**Data extracts:**
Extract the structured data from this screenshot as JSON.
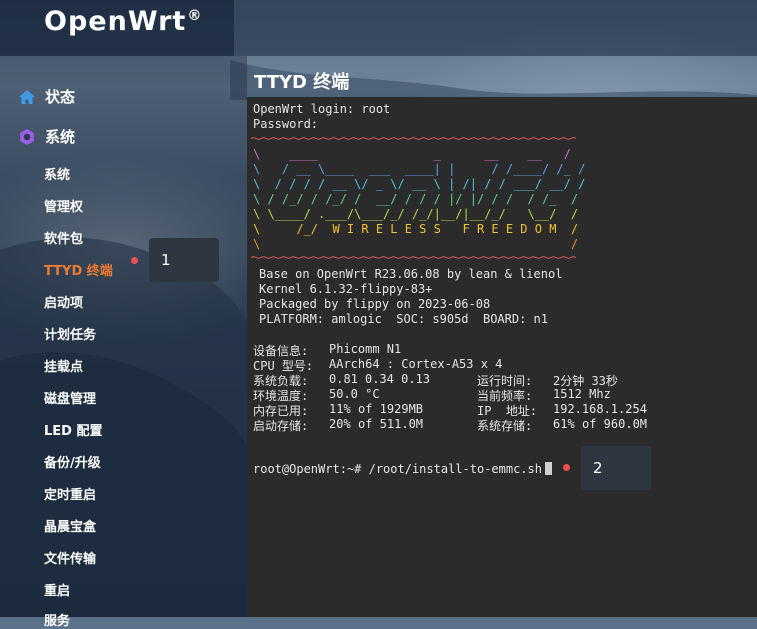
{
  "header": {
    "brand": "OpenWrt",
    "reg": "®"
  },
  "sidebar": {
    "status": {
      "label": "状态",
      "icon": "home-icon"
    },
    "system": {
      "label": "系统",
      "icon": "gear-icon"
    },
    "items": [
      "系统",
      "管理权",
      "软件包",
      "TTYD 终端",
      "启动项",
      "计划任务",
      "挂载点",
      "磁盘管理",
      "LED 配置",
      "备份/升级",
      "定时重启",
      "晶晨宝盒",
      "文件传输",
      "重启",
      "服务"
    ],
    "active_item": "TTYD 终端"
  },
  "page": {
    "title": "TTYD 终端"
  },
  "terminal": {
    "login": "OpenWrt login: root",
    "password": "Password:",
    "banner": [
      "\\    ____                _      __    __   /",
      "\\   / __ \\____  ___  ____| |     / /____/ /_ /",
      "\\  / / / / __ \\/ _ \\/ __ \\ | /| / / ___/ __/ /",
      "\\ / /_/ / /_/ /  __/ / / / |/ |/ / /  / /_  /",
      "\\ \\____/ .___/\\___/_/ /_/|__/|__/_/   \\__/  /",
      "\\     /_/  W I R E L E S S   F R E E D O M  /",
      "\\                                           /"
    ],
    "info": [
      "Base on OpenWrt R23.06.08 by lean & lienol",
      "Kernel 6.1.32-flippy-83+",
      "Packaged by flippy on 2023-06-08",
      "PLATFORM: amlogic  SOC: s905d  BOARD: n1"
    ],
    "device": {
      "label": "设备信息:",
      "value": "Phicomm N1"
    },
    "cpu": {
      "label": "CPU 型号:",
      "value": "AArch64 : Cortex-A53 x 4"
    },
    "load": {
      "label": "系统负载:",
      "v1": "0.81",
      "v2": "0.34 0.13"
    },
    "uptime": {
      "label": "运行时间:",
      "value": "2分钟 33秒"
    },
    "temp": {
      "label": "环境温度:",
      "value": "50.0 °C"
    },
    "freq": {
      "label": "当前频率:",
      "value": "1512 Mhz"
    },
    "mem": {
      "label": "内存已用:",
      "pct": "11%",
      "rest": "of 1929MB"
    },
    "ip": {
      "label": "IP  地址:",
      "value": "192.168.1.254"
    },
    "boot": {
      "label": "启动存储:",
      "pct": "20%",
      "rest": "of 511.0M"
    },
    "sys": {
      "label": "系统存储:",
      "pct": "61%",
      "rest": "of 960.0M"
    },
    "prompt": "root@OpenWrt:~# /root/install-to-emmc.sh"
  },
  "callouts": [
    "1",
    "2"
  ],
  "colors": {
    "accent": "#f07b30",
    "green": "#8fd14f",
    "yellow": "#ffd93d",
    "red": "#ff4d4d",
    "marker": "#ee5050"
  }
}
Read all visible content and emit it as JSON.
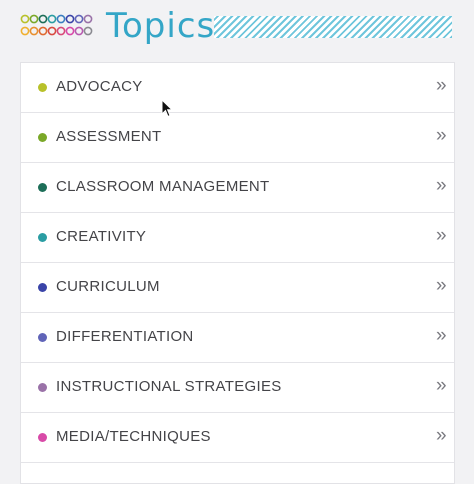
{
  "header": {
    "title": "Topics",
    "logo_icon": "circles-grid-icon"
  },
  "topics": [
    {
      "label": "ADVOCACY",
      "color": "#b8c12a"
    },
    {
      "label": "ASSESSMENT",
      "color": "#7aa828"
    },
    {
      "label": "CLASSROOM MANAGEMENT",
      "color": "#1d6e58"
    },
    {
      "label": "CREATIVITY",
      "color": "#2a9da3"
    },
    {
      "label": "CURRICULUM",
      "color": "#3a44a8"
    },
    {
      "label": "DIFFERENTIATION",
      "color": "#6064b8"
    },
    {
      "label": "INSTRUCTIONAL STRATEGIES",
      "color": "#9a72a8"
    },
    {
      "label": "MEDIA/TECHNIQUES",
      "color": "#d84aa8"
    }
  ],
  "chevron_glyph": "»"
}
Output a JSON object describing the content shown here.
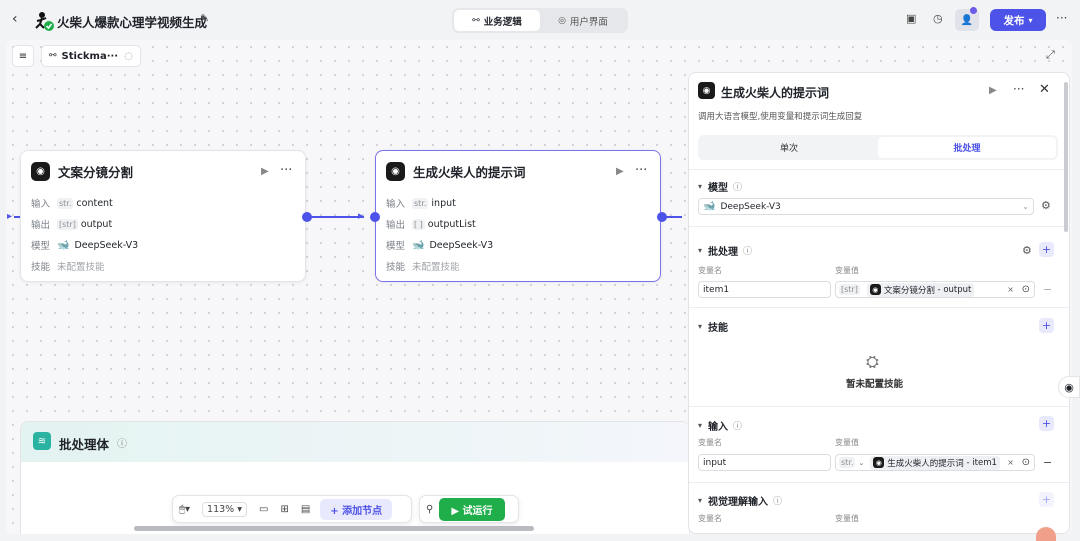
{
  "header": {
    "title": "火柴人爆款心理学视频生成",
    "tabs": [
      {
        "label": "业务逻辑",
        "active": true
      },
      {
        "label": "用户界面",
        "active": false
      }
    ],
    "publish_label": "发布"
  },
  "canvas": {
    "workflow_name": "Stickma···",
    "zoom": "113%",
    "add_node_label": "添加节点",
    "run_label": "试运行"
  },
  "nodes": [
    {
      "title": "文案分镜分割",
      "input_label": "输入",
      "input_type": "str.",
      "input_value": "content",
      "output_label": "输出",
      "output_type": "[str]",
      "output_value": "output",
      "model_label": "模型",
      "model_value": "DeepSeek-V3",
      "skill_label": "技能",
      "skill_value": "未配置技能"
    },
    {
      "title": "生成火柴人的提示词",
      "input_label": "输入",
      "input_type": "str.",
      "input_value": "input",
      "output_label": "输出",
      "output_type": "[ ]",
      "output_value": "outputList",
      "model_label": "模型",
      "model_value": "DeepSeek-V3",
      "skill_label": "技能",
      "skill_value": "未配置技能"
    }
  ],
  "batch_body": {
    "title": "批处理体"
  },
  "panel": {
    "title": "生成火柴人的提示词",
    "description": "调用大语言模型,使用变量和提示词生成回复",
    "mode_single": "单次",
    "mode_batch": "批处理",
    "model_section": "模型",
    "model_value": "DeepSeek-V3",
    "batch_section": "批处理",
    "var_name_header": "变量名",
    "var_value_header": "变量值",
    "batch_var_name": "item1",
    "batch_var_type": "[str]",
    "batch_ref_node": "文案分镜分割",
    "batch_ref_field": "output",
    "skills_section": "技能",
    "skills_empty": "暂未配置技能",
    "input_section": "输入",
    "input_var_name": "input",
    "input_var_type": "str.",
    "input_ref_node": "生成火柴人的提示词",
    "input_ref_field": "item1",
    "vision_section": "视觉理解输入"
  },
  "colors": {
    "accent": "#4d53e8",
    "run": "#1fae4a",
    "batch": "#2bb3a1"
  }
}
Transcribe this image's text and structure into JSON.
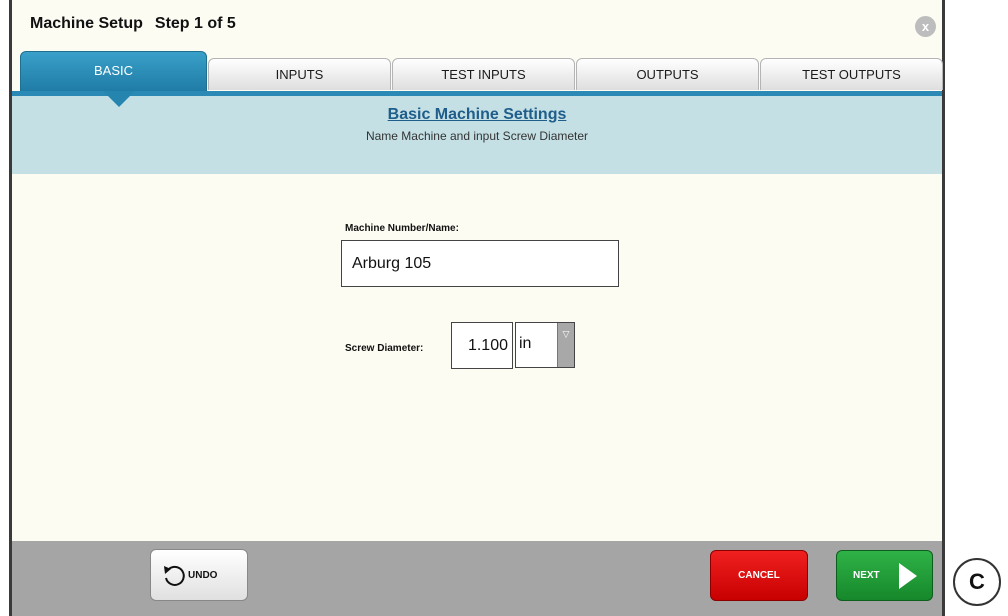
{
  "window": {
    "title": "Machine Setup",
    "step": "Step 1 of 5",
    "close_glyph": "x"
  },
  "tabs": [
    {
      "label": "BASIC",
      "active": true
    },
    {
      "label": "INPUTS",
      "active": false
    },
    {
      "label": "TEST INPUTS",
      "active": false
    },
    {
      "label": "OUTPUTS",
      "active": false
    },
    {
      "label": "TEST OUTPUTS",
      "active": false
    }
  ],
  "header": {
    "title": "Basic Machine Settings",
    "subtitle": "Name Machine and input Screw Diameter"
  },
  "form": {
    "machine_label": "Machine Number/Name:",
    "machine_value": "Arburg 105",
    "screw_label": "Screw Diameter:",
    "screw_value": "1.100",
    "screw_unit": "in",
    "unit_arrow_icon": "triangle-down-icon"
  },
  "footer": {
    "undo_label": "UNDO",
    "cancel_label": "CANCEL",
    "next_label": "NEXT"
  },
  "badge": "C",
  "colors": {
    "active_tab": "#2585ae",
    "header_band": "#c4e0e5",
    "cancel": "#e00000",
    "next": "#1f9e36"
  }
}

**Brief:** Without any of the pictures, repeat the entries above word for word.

**Solution:**
Extract the structured data from this screenshot as JSON.
{
  "header": {
    "brand": "OpenWrt",
    "reg": "®"
  },
  "sidebar": {
    "status": {
      "label": "状态",
      "icon": "home-icon"
    },
    "system": {
      "label": "系统",
      "icon": "gear-icon"
    },
    "items": [
      "系统",
      "管理权",
      "软件包",
      "TTYD 终端",
      "启动项",
      "计划任务",
      "挂载点",
      "磁盘管理",
      "LED 配置",
      "备份/升级",
      "定时重启",
      "晶晨宝盒",
      "文件传输",
      "重启",
      "服务"
    ],
    "active_item": "TTYD 终端"
  },
  "page": {
    "title": "TTYD 终端"
  },
  "terminal": {
    "login": "OpenWrt login: root",
    "password": "Password:",
    "banner": [
      "\\    ____                _      __    __   /",
      "\\   / __ \\____  ___  ____| |     / /____/ /_ /",
      "\\  / / / / __ \\/ _ \\/ __ \\ | /| / / ___/ __/ /",
      "\\ / /_/ / /_/ /  __/ / / / |/ |/ / /  / /_  /",
      "\\ \\____/ .___/\\___/_/ /_/|__/|__/_/   \\__/  /",
      "\\     /_/  W I R E L E S S   F R E E D O M  /",
      "\\                                           /"
    ],
    "info": [
      "Base on OpenWrt R23.06.08 by lean & lienol",
      "Kernel 6.1.32-flippy-83+",
      "Packaged by flippy on 2023-06-08",
      "PLATFORM: amlogic  SOC: s905d  BOARD: n1"
    ],
    "device": {
      "label": "设备信息:",
      "value": "Phicomm N1"
    },
    "cpu": {
      "label": "CPU 型号:",
      "value": "AArch64 : Cortex-A53 x 4"
    },
    "load": {
      "label": "系统负载:",
      "v1": "0.81",
      "v2": "0.34 0.13"
    },
    "uptime": {
      "label": "运行时间:",
      "value": "2分钟 33秒"
    },
    "temp": {
      "label": "环境温度:",
      "value": "50.0 °C"
    },
    "freq": {
      "label": "当前频率:",
      "value": "1512 Mhz"
    },
    "mem": {
      "label": "内存已用:",
      "pct": "11%",
      "rest": "of 1929MB"
    },
    "ip": {
      "label": "IP  地址:",
      "value": "192.168.1.254"
    },
    "boot": {
      "label": "启动存储:",
      "pct": "20%",
      "rest": "of 511.0M"
    },
    "sys": {
      "label": "系统存储:",
      "pct": "61%",
      "rest": "of 960.0M"
    },
    "prompt": "root@OpenWrt:~# /root/install-to-emmc.sh"
  },
  "callouts": [
    "1",
    "2"
  ],
  "colors": {
    "accent": "#f07b30",
    "green": "#8fd14f",
    "yellow": "#ffd93d",
    "red": "#ff4d4d",
    "marker": "#ee5050"
  }
}
Read all visible content and emit it as JSON.
{
  "header": {
    "title": "Topics",
    "logo_icon": "circles-grid-icon"
  },
  "topics": [
    {
      "label": "ADVOCACY",
      "color": "#b8c12a"
    },
    {
      "label": "ASSESSMENT",
      "color": "#7aa828"
    },
    {
      "label": "CLASSROOM MANAGEMENT",
      "color": "#1d6e58"
    },
    {
      "label": "CREATIVITY",
      "color": "#2a9da3"
    },
    {
      "label": "CURRICULUM",
      "color": "#3a44a8"
    },
    {
      "label": "DIFFERENTIATION",
      "color": "#6064b8"
    },
    {
      "label": "INSTRUCTIONAL STRATEGIES",
      "color": "#9a72a8"
    },
    {
      "label": "MEDIA/TECHNIQUES",
      "color": "#d84aa8"
    }
  ],
  "chevron_glyph": "»"
}
Output a JSON object describing the content shown here.
{
  "header": {
    "title": "火柴人爆款心理学视频生成",
    "tabs": [
      {
        "label": "业务逻辑",
        "active": true
      },
      {
        "label": "用户界面",
        "active": false
      }
    ],
    "publish_label": "发布"
  },
  "canvas": {
    "workflow_name": "Stickma···",
    "zoom": "113%",
    "add_node_label": "添加节点",
    "run_label": "试运行"
  },
  "nodes": [
    {
      "title": "文案分镜分割",
      "input_label": "输入",
      "input_type": "str.",
      "input_value": "content",
      "output_label": "输出",
      "output_type": "[str]",
      "output_value": "output",
      "model_label": "模型",
      "model_value": "DeepSeek-V3",
      "skill_label": "技能",
      "skill_value": "未配置技能"
    },
    {
      "title": "生成火柴人的提示词",
      "input_label": "输入",
      "input_type": "str.",
      "input_value": "input",
      "output_label": "输出",
      "output_type": "[ ]",
      "output_value": "outputList",
      "model_label": "模型",
      "model_value": "DeepSeek-V3",
      "skill_label": "技能",
      "skill_value": "未配置技能"
    }
  ],
  "batch_body": {
    "title": "批处理体"
  },
  "panel": {
    "title": "生成火柴人的提示词",
    "description": "调用大语言模型,使用变量和提示词生成回复",
    "mode_single": "单次",
    "mode_batch": "批处理",
    "model_section": "模型",
    "model_value": "DeepSeek-V3",
    "batch_section": "批处理",
    "var_name_header": "变量名",
    "var_value_header": "变量值",
    "batch_var_name": "item1",
    "batch_var_type": "[str]",
    "batch_ref_node": "文案分镜分割",
    "batch_ref_field": "output",
    "skills_section": "技能",
    "skills_empty": "暂未配置技能",
    "input_section": "输入",
    "input_var_name": "input",
    "input_var_type": "str.",
    "input_ref_node": "生成火柴人的提示词",
    "input_ref_field": "item1",
    "vision_section": "视觉理解输入"
  },
  "colors": {
    "accent": "#4d53e8",
    "run": "#1fae4a",
    "batch": "#2bb3a1"
  }
}
Transcribe this image's text and structure into JSON.
{
  "window": {
    "title": "Machine Setup",
    "step": "Step 1 of 5",
    "close_glyph": "x"
  },
  "tabs": [
    {
      "label": "BASIC",
      "active": true
    },
    {
      "label": "INPUTS",
      "active": false
    },
    {
      "label": "TEST INPUTS",
      "active": false
    },
    {
      "label": "OUTPUTS",
      "active": false
    },
    {
      "label": "TEST OUTPUTS",
      "active": false
    }
  ],
  "header": {
    "title": "Basic Machine Settings",
    "subtitle": "Name Machine and input Screw Diameter"
  },
  "form": {
    "machine_label": "Machine Number/Name:",
    "machine_value": "Arburg 105",
    "screw_label": "Screw Diameter:",
    "screw_value": "1.100",
    "screw_unit": "in",
    "unit_arrow_icon": "triangle-down-icon"
  },
  "footer": {
    "undo_label": "UNDO",
    "cancel_label": "CANCEL",
    "next_label": "NEXT"
  },
  "badge": "C",
  "colors": {
    "active_tab": "#2585ae",
    "header_band": "#c4e0e5",
    "cancel": "#e00000",
    "next": "#1f9e36"
  }
}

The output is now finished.